Implementing mobility solutions such as Microsoft's Enterprise Mobility Suite (EMS) can integrate additional security, controlling everything from a particular email message to any attachments included. This platform includes single sign-on to different cloud applications, mobile device management and a higher level of information protection. Implementing EMS before enabling email and other work functions provides full visibility and control of company information on any device, allowing your organization to protect its data and audit against the desired level of access.
Unfortunately, many companies do not have the staffing or experience on staff to implement a thorough mobility policy. Consulting with an experienced advisor can help your business understand its needs and capabilities, involve the right departments, provide a barometer of the success of mobility strategies at peer organizations and map out a comprehensive strategy.

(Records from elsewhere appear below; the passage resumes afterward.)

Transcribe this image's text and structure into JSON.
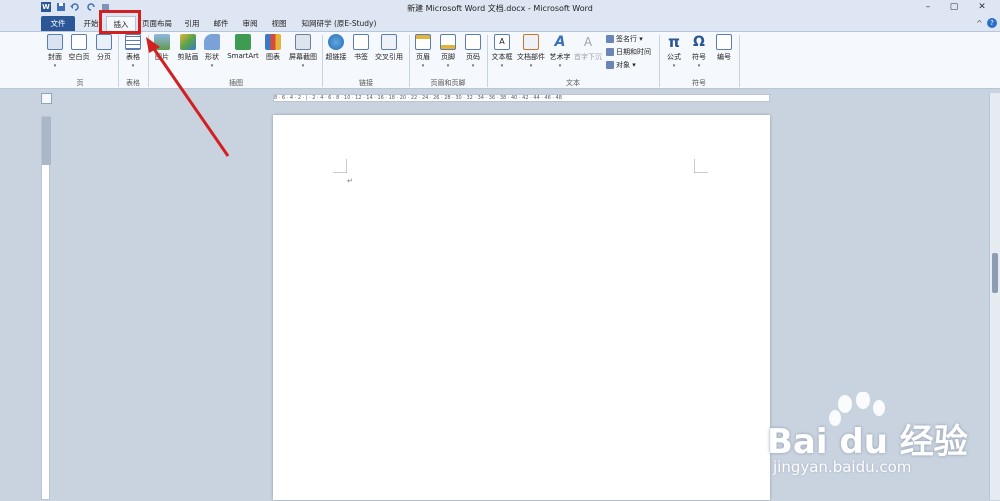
{
  "window": {
    "title": "新建 Microsoft Word 文档.docx - Microsoft Word",
    "controls": [
      "–",
      "▢",
      "✕"
    ]
  },
  "qat": {
    "icons": [
      "word-logo-icon",
      "save-icon",
      "undo-icon",
      "redo-icon",
      "customize-icon"
    ]
  },
  "tabs": [
    {
      "label": "文件"
    },
    {
      "label": "开始"
    },
    {
      "label": "插入"
    },
    {
      "label": "页面布局"
    },
    {
      "label": "引用"
    },
    {
      "label": "邮件"
    },
    {
      "label": "审阅"
    },
    {
      "label": "视图"
    },
    {
      "label": "知网研学 (原E-Study)"
    }
  ],
  "active_tab": "插入",
  "ribbon": {
    "groups": {
      "page": "页",
      "table": "表格",
      "illustrations": "插图",
      "links": "链接",
      "header_footer": "页眉和页脚",
      "text": "文本",
      "symbols": "符号"
    },
    "buttons": {
      "cover": "封面",
      "blank_page": "空白页",
      "page_break": "分页",
      "table": "表格",
      "picture": "图片",
      "clipart": "剪贴画",
      "shapes": "形状",
      "smartart": "SmartArt",
      "chart": "图表",
      "screenshot": "屏幕截图",
      "hyperlink": "超链接",
      "bookmark": "书签",
      "cross_ref": "交叉引用",
      "header": "页眉",
      "footer": "页脚",
      "page_number": "页码",
      "textbox": "文本框",
      "quick_parts": "文档部件",
      "wordart": "艺术字",
      "dropcap": "首字下沉",
      "equation": "公式",
      "symbol": "符号",
      "numbering": "编号"
    },
    "small_buttons": {
      "signature": "签名行",
      "datetime": "日期和时间",
      "object": "对象"
    }
  },
  "ruler": {
    "marks": "8 · 6 · 4 · 2 · | · 2 · 4 · 6 · 8 · 10 · 12 · 14 · 16 · 18 · 20 · 22 · 24 · 26 · 28 · 30 · 32 · 34 · 36 · 38 · 40 · 42 · 44 · 46 · 48"
  },
  "watermark": {
    "brand": "Bai du 经验",
    "url": "jingyan.baidu.com"
  },
  "colors": {
    "file_tab": "#2b5797",
    "highlight": "#d21f1f",
    "ribbon_bg": "#f5f8fc"
  }
}
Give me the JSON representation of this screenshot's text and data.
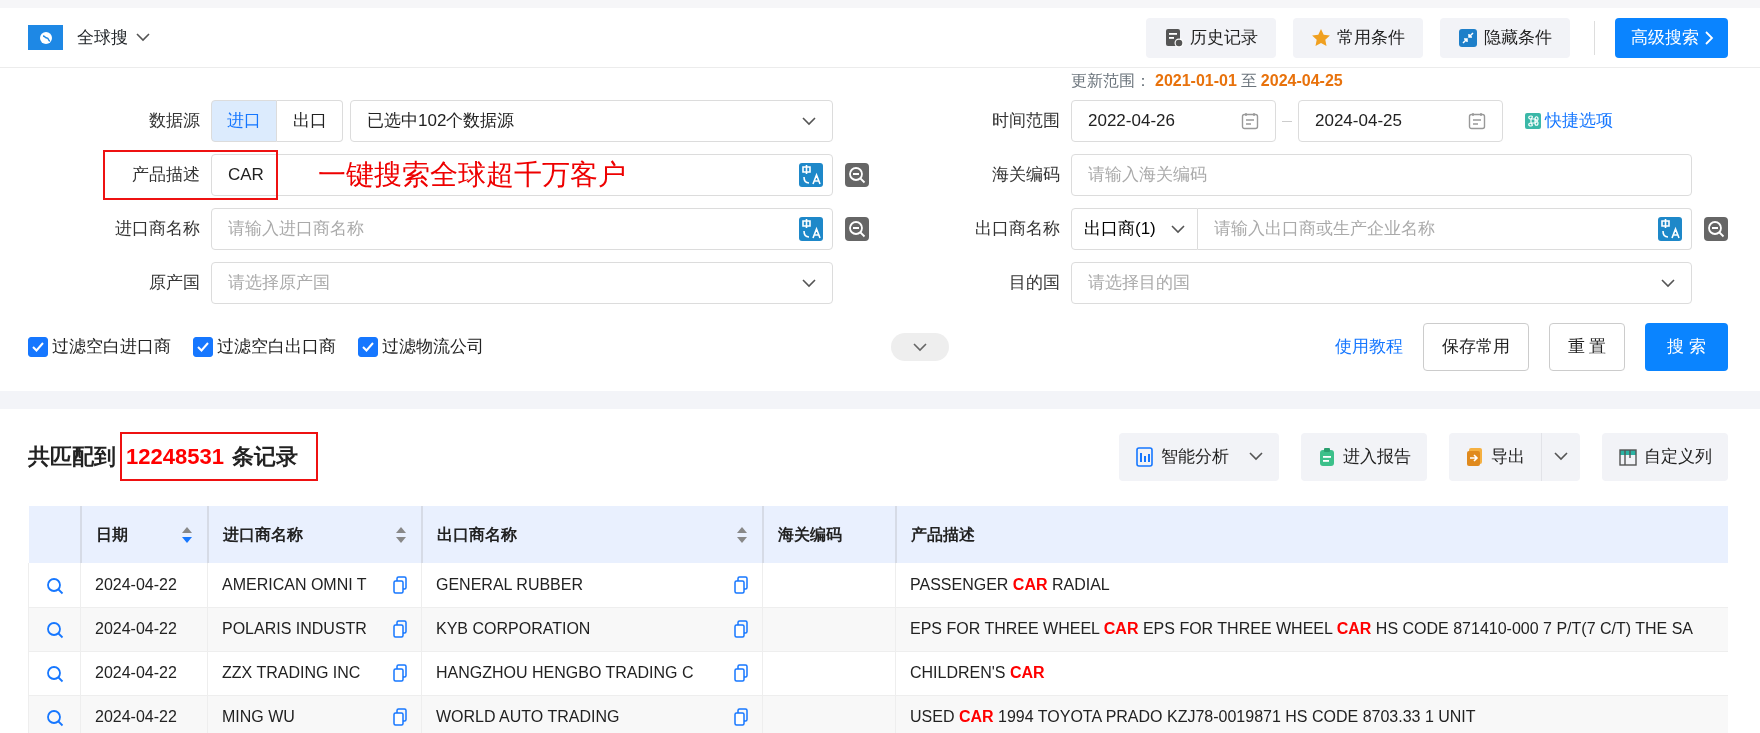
{
  "header": {
    "title": "全球搜",
    "buttons": [
      {
        "label": "历史记录",
        "kind": "history"
      },
      {
        "label": "常用条件",
        "kind": "favorites"
      },
      {
        "label": "隐藏条件",
        "kind": "hide"
      }
    ],
    "primary_button": "高级搜索"
  },
  "update_range": {
    "label": "更新范围：",
    "start": "2021-01-01",
    "separator": "至",
    "end": "2024-04-25"
  },
  "form_left": [
    {
      "kind": "toggle-select",
      "label": "数据源",
      "options": [
        {
          "label": "进口",
          "selected": true
        },
        {
          "label": "出口",
          "selected": false
        }
      ],
      "value": "已选中102个数据源"
    },
    {
      "kind": "text",
      "label": "产品描述",
      "value": "CAR",
      "highlighted": true,
      "annotation": "一键搜索全球超千万客户",
      "translate": true,
      "search_icon": true
    },
    {
      "kind": "text",
      "label": "进口商名称",
      "placeholder": "请输入进口商名称",
      "translate": true,
      "search_icon": true
    },
    {
      "kind": "select",
      "label": "原产国",
      "placeholder": "请选择原产国"
    }
  ],
  "form_right": [
    {
      "kind": "date-range",
      "label": "时间范围",
      "start": "2022-04-26",
      "end": "2024-04-25",
      "link": "快捷选项"
    },
    {
      "kind": "text",
      "label": "海关编码",
      "placeholder": "请输入海关编码"
    },
    {
      "kind": "prefixed",
      "label": "出口商名称",
      "prefix": "出口商(1)",
      "placeholder": "请输入出口商或生产企业名称",
      "translate": true,
      "search_icon": true
    },
    {
      "kind": "select",
      "label": "目的国",
      "placeholder": "请选择目的国"
    }
  ],
  "expand_toggle": {
    "expanded": false
  },
  "filters": [
    {
      "label": "过滤空白进口商",
      "checked": true
    },
    {
      "label": "过滤空白出口商",
      "checked": true
    },
    {
      "label": "过滤物流公司",
      "checked": true
    }
  ],
  "actions": {
    "tutorial": "使用教程",
    "buttons": [
      {
        "label": "保存常用",
        "kind": "outline"
      },
      {
        "label": "重 置",
        "kind": "outline"
      },
      {
        "label": "搜 索",
        "kind": "primary"
      }
    ]
  },
  "results": {
    "prefix": "共匹配到",
    "count": "12248531",
    "suffix": "条记录",
    "highlighted": true
  },
  "toolbar": [
    {
      "label": "智能分析",
      "kind": "analysis",
      "dropdown": true
    },
    {
      "label": "进入报告",
      "kind": "report"
    },
    {
      "label": "导出",
      "kind": "export",
      "split": true
    },
    {
      "label": "自定义列",
      "kind": "columns"
    }
  ],
  "table": {
    "columns": [
      {},
      {
        "label": "日期",
        "sortable": true,
        "sorted_descending": true
      },
      {
        "label": "进口商名称",
        "sortable": true,
        "sorted_descending": false
      },
      {
        "label": "出口商名称",
        "sortable": true,
        "sorted_descending": false
      },
      {
        "label": "海关编码"
      },
      {
        "label": "产品描述"
      }
    ],
    "rows": [
      {
        "date": "2024-04-22",
        "importer": "AMERICAN OMNI T",
        "exporter": "GENERAL RUBBER",
        "description": "PASSENGER **CAR** RADIAL"
      },
      {
        "date": "2024-04-22",
        "importer": "POLARIS INDUSTR",
        "exporter": "KYB CORPORATION",
        "description": "EPS FOR THREE WHEEL **CAR** EPS FOR THREE WHEEL **CAR** HS CODE 871410-000 7 P/T(7 C/T) THE SA"
      },
      {
        "date": "2024-04-22",
        "importer": "ZZX TRADING INC",
        "exporter": "HANGZHOU HENGBO TRADING C",
        "description": "CHILDREN'S **CAR**"
      },
      {
        "date": "2024-04-22",
        "importer": "MING WU",
        "exporter": "WORLD AUTO TRADING",
        "description": "USED **CAR** 1994 TOYOTA PRADO KZJ78-0019871 HS CODE 8703.33 1 UNIT"
      }
    ]
  }
}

The future of mobility
The common technology structure with a desktop or laptop computer serving as an employees' sole device is going away. Workers use smartphones as their primary device more often, especially if they travel frequently or work remotely. Tablets are also becoming more than just consumption devices with the integration of more robust software suites, and new hybrid devices provide the functionality of a laptop with the mobility of a tablet. As time goes by, employees may only go back to a desktop or laptop for significant document edits.
With employees wanting to use their own device, and with differences in mobile platforms and devices, the demand for mobile developers will continue to increase. Additionally, a new breed of talent is necessary to map applications and devices to user personas and businesses processes, while developing new strategies to increase efficiency through mobility.
The need for mobility is not going away; worldwide smartphone usage is projected to double by 2020, with 70 percent of the population utilizing devices.1 Therefore, you must carefully evaluate employee and organizational needs when designing a mobility solution and involve several different parties to increase security and reduce liability. Focusing on the strategy before the technology, and performing the proper due diligence first, can help develop a mobility approach that dramatically increases access and productivity.
1 "Ericsson Mobility Report: 70 percent of world's population using smartphones by 2020," Ericsson, accessed July 2, 2015, http://www.ericsson.com/news/1925907.